Filter the data for "true" and copy matching lines.
[[ The data, beginning ]]
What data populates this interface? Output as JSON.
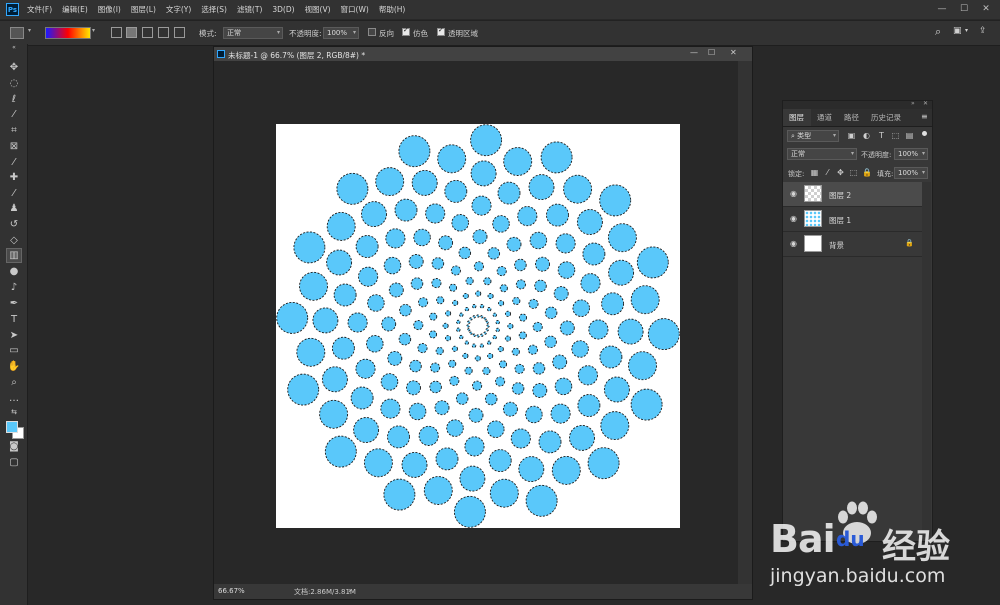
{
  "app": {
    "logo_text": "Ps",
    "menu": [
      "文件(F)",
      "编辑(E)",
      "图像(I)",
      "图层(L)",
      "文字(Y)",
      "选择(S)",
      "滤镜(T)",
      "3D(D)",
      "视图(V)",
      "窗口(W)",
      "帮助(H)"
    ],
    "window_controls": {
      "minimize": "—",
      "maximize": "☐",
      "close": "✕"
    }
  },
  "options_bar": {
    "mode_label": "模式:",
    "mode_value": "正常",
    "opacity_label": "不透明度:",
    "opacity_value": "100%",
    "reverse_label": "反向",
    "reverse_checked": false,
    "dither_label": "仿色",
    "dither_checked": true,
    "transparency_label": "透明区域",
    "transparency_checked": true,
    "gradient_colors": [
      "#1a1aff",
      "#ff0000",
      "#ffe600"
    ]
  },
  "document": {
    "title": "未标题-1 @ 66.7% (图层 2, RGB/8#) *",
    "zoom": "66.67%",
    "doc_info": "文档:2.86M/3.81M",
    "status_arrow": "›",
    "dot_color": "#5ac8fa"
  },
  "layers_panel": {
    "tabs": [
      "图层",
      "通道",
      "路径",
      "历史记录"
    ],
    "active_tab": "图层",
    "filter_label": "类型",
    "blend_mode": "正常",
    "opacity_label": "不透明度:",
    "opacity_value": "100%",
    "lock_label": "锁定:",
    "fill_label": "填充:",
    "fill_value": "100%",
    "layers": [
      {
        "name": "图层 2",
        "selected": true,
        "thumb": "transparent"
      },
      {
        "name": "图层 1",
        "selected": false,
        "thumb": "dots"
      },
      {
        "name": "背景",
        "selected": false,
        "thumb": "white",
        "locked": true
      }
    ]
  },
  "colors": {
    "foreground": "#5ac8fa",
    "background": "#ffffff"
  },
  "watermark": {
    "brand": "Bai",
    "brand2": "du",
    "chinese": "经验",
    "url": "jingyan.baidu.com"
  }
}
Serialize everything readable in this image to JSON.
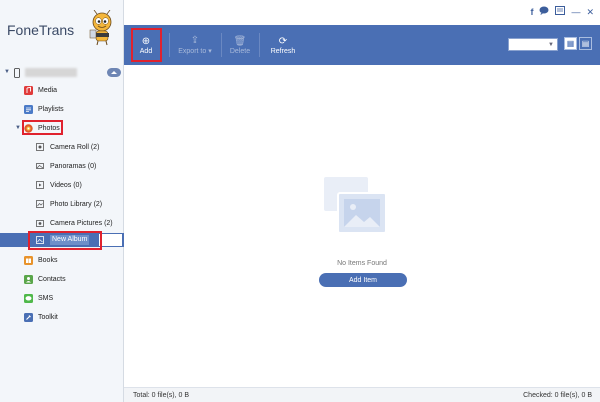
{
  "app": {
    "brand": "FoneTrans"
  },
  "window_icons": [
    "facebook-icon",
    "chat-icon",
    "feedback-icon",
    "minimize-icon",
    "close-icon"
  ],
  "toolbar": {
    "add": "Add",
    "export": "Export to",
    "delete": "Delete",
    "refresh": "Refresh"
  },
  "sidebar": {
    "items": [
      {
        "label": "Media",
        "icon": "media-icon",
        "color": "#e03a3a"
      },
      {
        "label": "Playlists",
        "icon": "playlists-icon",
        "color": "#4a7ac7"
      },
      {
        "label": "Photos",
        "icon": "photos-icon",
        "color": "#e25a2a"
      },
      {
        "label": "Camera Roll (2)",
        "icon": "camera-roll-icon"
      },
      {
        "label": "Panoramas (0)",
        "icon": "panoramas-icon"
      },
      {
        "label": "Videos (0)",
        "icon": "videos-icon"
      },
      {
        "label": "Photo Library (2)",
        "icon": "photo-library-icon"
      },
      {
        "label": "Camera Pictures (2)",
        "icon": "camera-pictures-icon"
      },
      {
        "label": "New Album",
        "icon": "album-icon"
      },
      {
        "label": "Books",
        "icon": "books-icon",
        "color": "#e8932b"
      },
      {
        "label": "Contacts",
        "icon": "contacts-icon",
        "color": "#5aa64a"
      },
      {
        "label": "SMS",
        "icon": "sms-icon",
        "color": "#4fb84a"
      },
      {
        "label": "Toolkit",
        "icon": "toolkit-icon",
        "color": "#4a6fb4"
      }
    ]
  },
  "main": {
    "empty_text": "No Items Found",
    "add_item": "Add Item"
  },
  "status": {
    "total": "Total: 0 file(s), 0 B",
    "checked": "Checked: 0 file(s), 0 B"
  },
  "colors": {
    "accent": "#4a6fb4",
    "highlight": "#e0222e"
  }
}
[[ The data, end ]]
**Solution to this task**
    "dither_checked": true,
    "transparency_checked": true,
        "selected": true,
        "locked": true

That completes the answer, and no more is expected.